Tulip Tree Liriodendron tulipifera

The Tulip Tree, native to eastern North America, was introduced to Britain in the 17th century. It is named after its flower which resembles a tulip. It is a member of the Magnolia family. It is a large ornamental tree, quite common in large gardens and parks. It has an unusual 4-lobed leaf and a large beautiful flower in May/June. The dark brown fruit stays on the tree all winter.

Tulip Tree  in May

A Tulip tree in May

Tulip Tree leaf

The leaf has 4 lobes

Tulip Tree flower in May

The tulip-like flower in May

Tulip Tree flower close-up

Close-up of the flower in May. The outer green ring are petals, the next inner yellow ring are the male anthers and in the centre are the female styles topped by brown stigmas.

Tulip Tree bark

The bark is ridged

Tulip Tree bud in winter

The buds are purple and flattened

Tulip Tree fruit in winter

The fruit sheds seeds throughout the winter. Photo taken in December.
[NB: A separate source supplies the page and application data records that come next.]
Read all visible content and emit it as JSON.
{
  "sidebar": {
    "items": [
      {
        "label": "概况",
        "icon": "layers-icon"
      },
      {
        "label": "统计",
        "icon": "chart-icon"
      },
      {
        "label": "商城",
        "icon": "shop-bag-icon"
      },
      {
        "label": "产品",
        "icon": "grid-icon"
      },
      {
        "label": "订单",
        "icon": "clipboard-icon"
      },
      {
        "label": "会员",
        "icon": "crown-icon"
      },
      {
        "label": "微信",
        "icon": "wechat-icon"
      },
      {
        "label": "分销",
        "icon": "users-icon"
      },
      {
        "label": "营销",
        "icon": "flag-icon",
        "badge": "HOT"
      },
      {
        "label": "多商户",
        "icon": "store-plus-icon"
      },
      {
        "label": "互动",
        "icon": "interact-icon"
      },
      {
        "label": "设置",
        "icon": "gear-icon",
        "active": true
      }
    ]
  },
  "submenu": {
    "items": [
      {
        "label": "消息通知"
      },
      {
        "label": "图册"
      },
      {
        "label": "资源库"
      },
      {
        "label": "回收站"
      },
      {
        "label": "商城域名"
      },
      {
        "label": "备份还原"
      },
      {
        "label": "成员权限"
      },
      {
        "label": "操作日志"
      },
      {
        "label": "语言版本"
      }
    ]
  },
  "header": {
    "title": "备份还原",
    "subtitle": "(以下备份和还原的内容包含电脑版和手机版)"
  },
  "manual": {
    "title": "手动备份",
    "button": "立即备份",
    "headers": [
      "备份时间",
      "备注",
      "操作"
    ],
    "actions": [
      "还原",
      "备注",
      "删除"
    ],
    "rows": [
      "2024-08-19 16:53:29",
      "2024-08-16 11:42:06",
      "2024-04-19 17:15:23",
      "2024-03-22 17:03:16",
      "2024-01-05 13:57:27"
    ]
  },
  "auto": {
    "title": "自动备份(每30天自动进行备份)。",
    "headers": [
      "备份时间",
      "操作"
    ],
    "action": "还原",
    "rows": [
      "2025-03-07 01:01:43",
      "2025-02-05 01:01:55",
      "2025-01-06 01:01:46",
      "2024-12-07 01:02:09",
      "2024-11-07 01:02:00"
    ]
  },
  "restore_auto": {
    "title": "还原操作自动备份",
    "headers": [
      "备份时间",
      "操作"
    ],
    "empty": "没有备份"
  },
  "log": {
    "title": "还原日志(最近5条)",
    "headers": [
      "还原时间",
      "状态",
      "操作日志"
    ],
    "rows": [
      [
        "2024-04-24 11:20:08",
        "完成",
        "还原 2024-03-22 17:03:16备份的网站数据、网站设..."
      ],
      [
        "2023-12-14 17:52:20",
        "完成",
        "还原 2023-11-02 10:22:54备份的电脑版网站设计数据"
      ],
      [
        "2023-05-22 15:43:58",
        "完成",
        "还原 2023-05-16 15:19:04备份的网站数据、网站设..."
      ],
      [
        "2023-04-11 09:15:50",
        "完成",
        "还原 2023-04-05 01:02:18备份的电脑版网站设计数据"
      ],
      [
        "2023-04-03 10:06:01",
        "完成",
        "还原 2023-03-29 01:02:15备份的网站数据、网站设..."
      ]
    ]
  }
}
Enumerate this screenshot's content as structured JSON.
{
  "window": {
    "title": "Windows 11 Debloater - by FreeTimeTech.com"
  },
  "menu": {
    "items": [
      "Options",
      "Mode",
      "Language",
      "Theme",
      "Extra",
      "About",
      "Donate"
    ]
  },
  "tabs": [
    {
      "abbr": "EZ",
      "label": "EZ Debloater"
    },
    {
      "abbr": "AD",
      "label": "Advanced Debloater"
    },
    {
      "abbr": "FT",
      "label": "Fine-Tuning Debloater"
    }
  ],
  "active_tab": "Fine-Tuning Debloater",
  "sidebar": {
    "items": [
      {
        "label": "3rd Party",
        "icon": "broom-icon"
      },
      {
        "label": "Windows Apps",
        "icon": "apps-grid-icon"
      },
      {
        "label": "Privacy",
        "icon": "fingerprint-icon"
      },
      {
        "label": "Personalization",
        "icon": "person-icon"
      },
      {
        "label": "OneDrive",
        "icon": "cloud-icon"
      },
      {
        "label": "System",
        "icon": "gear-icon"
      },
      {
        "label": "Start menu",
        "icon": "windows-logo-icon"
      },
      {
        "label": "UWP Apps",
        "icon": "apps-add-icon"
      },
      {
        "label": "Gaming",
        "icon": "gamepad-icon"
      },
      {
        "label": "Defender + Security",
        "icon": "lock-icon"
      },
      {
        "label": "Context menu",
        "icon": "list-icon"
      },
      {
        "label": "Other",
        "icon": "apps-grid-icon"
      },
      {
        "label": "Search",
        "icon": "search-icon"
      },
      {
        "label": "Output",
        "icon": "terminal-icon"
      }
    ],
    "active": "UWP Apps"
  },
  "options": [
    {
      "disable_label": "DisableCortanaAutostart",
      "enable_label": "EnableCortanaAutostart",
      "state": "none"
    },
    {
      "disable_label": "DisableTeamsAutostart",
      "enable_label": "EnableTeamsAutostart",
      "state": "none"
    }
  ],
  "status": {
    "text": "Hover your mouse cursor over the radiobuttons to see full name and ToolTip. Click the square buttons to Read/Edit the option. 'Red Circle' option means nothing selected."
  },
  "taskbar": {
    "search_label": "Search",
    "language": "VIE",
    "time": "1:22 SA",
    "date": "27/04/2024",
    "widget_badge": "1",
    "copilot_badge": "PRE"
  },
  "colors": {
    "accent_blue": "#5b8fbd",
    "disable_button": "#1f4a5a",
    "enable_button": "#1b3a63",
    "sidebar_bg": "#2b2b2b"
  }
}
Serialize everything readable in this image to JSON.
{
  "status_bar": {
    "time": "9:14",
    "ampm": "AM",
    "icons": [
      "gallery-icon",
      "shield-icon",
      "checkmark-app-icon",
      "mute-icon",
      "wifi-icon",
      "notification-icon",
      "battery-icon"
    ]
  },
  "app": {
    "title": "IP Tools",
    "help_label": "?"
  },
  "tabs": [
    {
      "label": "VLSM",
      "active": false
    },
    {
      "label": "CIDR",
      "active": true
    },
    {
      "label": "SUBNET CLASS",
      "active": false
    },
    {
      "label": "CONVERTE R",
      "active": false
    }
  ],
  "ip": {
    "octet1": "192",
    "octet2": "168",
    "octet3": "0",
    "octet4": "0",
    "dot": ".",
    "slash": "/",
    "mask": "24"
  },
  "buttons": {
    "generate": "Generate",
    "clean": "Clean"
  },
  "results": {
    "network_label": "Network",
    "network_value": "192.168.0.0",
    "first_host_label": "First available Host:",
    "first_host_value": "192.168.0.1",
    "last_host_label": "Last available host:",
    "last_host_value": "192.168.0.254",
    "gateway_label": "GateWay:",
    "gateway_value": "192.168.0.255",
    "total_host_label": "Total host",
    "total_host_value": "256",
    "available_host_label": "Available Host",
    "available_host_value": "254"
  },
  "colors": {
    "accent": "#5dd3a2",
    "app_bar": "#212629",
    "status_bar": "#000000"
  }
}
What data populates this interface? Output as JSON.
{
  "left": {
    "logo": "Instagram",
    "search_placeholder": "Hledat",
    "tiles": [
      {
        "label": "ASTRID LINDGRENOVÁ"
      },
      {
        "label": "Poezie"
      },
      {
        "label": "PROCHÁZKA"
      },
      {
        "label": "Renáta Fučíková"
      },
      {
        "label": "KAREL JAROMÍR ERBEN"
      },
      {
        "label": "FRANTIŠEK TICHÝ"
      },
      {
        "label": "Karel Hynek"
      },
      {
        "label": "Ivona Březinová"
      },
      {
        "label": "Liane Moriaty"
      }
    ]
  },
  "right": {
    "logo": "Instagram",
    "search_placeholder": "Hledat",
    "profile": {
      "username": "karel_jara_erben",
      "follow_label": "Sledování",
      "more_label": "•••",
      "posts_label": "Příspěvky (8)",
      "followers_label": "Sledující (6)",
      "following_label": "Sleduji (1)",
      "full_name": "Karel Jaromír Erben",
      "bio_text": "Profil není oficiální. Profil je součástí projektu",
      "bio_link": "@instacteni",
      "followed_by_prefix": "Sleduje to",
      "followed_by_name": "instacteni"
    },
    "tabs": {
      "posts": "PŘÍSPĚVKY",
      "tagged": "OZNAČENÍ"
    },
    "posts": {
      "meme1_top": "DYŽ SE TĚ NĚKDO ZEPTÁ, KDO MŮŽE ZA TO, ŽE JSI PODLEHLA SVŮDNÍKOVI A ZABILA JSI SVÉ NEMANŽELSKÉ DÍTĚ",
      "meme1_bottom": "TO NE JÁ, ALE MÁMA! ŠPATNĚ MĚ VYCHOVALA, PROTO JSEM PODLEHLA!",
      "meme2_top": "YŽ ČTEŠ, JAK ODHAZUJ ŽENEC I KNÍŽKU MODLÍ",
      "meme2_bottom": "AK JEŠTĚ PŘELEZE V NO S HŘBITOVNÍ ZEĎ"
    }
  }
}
The fruit is technically an aggregate of samaras.

Tulip Tree fruit in winter

After the seeds have been shed this spike remains